#### Exercise inputs
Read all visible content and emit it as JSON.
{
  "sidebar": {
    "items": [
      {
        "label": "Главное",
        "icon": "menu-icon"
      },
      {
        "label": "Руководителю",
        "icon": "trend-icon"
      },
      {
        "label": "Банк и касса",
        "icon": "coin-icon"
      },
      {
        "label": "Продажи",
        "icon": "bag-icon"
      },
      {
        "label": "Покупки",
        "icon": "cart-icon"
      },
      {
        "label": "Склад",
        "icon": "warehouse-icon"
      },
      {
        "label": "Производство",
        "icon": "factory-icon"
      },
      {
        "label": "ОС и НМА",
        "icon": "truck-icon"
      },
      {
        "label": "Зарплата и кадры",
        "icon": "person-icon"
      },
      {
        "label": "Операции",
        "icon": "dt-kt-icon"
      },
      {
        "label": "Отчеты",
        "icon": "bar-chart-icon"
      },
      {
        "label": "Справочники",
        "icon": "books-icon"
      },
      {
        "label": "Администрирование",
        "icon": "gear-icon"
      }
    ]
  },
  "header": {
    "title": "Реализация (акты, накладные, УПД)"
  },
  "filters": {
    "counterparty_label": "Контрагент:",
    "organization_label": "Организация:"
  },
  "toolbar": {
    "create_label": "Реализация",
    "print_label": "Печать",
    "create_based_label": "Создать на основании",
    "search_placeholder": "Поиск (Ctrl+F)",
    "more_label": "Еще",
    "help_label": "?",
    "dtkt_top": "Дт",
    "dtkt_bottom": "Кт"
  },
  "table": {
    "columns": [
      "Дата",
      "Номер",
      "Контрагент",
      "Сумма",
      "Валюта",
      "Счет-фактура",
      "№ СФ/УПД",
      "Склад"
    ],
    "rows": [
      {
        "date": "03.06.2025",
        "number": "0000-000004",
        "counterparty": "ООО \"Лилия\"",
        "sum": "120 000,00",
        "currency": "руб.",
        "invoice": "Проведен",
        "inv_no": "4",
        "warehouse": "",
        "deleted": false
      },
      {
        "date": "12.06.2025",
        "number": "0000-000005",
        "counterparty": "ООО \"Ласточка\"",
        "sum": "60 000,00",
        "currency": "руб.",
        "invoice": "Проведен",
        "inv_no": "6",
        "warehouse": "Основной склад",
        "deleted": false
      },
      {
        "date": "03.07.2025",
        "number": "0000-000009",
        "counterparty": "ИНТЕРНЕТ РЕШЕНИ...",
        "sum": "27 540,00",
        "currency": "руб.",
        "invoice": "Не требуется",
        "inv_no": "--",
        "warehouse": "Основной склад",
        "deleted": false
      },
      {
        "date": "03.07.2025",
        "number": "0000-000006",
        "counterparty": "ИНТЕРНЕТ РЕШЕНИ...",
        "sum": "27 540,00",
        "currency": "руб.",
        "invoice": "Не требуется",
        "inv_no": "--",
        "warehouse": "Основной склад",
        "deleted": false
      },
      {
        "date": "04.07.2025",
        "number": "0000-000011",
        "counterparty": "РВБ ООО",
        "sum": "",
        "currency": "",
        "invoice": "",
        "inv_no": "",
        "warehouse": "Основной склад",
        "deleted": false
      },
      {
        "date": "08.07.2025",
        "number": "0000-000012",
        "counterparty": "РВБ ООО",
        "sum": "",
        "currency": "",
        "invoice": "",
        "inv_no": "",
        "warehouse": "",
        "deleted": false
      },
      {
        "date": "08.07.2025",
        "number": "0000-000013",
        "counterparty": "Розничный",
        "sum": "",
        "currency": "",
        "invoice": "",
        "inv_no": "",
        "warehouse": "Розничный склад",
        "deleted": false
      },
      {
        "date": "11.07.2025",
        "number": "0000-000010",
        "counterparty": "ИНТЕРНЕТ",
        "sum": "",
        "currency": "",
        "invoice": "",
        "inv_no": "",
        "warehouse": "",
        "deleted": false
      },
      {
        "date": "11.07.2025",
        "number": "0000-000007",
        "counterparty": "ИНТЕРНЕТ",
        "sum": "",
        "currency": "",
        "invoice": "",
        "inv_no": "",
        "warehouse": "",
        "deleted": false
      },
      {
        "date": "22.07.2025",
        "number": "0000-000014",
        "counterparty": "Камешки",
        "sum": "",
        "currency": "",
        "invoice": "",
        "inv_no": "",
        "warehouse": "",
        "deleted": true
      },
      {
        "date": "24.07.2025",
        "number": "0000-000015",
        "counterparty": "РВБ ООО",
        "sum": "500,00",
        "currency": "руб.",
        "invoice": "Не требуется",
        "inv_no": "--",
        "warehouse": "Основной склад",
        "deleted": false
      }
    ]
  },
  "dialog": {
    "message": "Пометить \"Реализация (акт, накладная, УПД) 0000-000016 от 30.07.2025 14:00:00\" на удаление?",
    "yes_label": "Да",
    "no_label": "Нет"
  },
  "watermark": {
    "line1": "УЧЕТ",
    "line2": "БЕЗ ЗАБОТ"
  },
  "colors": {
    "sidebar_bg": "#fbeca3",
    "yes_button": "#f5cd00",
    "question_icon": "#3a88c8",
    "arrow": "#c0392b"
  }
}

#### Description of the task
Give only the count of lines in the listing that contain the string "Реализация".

#### Finished task
3